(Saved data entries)
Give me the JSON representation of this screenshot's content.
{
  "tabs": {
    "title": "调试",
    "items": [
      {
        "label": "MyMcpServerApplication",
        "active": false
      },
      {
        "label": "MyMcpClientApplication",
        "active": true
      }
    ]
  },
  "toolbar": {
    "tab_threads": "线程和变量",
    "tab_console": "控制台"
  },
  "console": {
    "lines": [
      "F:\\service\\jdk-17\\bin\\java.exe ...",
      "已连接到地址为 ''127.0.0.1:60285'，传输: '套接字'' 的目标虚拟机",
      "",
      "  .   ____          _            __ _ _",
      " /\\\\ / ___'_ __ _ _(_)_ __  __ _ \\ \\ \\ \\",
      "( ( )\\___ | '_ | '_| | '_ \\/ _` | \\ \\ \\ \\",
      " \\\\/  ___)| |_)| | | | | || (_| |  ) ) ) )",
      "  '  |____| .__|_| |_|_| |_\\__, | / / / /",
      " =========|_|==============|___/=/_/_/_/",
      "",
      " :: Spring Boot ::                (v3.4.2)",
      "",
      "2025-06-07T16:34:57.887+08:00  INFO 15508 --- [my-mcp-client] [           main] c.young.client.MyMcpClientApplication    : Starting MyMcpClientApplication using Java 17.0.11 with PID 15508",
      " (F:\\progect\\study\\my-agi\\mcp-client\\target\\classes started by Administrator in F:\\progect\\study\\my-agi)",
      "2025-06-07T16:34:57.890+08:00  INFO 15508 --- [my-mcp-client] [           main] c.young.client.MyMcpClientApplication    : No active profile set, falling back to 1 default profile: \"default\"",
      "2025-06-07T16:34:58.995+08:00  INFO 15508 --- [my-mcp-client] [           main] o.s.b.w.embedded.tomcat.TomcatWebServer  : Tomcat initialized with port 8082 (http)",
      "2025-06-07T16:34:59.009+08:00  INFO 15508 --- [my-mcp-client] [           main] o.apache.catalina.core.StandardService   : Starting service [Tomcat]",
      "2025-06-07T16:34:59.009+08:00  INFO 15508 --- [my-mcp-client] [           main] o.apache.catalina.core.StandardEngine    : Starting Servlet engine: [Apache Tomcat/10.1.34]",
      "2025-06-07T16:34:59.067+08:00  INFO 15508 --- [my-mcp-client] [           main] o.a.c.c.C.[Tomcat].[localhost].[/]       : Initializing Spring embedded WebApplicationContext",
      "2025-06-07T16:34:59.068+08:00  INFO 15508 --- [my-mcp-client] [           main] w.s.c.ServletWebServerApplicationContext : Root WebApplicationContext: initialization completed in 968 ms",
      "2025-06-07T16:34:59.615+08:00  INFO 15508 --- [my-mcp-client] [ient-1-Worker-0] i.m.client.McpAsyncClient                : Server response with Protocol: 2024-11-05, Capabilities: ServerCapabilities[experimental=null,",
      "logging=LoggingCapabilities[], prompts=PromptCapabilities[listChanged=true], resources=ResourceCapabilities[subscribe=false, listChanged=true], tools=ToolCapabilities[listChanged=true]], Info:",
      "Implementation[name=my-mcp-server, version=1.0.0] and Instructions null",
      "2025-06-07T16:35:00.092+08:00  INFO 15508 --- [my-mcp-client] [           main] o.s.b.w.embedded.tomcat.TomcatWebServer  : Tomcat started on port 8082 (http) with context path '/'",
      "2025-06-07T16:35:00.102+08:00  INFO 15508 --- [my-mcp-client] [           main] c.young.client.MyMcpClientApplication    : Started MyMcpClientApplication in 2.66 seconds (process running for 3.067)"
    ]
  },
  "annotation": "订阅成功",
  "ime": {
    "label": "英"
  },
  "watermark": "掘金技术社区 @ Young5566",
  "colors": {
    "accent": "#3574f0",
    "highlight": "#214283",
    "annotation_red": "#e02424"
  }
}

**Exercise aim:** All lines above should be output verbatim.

**Task response:**
Give me the JSON representation of this screenshot's content.
{
  "tabs": {
    "title": "调试",
    "items": [
      {
        "label": "MyMcpServerApplication",
        "active": false
      },
      {
        "label": "MyMcpClientApplication",
        "active": true
      }
    ]
  },
  "toolbar": {
    "tab_threads": "线程和变量",
    "tab_console": "控制台"
  },
  "console": {
    "lines": [
      "F:\\service\\jdk-17\\bin\\java.exe ...",
      "已连接到地址为 ''127.0.0.1:60285'，传输: '套接字'' 的目标虚拟机",
      "",
      "  .   ____          _            __ _ _",
      " /\\\\ / ___'_ __ _ _(_)_ __  __ _ \\ \\ \\ \\",
      "( ( )\\___ | '_ | '_| | '_ \\/ _` | \\ \\ \\ \\",
      " \\\\/  ___)| |_)| | | | | || (_| |  ) ) ) )",
      "  '  |____| .__|_| |_|_| |_\\__, | / / / /",
      " =========|_|==============|___/=/_/_/_/",
      "",
      " :: Spring Boot ::                (v3.4.2)",
      "",
      "2025-06-07T16:34:57.887+08:00  INFO 15508 --- [my-mcp-client] [           main] c.young.client.MyMcpClientApplication    : Starting MyMcpClientApplication using Java 17.0.11 with PID 15508",
      " (F:\\progect\\study\\my-agi\\mcp-client\\target\\classes started by Administrator in F:\\progect\\study\\my-agi)",
      "2025-06-07T16:34:57.890+08:00  INFO 15508 --- [my-mcp-client] [           main] c.young.client.MyMcpClientApplication    : No active profile set, falling back to 1 default profile: \"default\"",
      "2025-06-07T16:34:58.995+08:00  INFO 15508 --- [my-mcp-client] [           main] o.s.b.w.embedded.tomcat.TomcatWebServer  : Tomcat initialized with port 8082 (http)",
      "2025-06-07T16:34:59.009+08:00  INFO 15508 --- [my-mcp-client] [           main] o.apache.catalina.core.StandardService   : Starting service [Tomcat]",
      "2025-06-07T16:34:59.009+08:00  INFO 15508 --- [my-mcp-client] [           main] o.apache.catalina.core.StandardEngine    : Starting Servlet engine: [Apache Tomcat/10.1.34]",
      "2025-06-07T16:34:59.067+08:00  INFO 15508 --- [my-mcp-client] [           main] o.a.c.c.C.[Tomcat].[localhost].[/]       : Initializing Spring embedded WebApplicationContext",
      "2025-06-07T16:34:59.068+08:00  INFO 15508 --- [my-mcp-client] [           main] w.s.c.ServletWebServerApplicationContext : Root WebApplicationContext: initialization completed in 968 ms",
      "2025-06-07T16:34:59.615+08:00  INFO 15508 --- [my-mcp-client] [ient-1-Worker-0] i.m.client.McpAsyncClient                : Server response with Protocol: 2024-11-05, Capabilities: ServerCapabilities[experimental=null,",
      "logging=LoggingCapabilities[], prompts=PromptCapabilities[listChanged=true], resources=ResourceCapabilities[subscribe=false, listChanged=true], tools=ToolCapabilities[listChanged=true]], Info:",
      "Implementation[name=my-mcp-server, version=1.0.0] and Instructions null",
      "2025-06-07T16:35:00.092+08:00  INFO 15508 --- [my-mcp-client] [           main] o.s.b.w.embedded.tomcat.TomcatWebServer  : Tomcat started on port 8082 (http) with context path '/'",
      "2025-06-07T16:35:00.102+08:00  INFO 15508 --- [my-mcp-client] [           main] c.young.client.MyMcpClientApplication    : Started MyMcpClientApplication in 2.66 seconds (process running for 3.067)"
    ]
  },
  "annotation": "订阅成功",
  "ime": {
    "label": "英"
  },
  "watermark": "掘金技术社区 @ Young5566",
  "colors": {
    "accent": "#3574f0",
    "highlight": "#214283",
    "annotation_red": "#e02424"
  }
}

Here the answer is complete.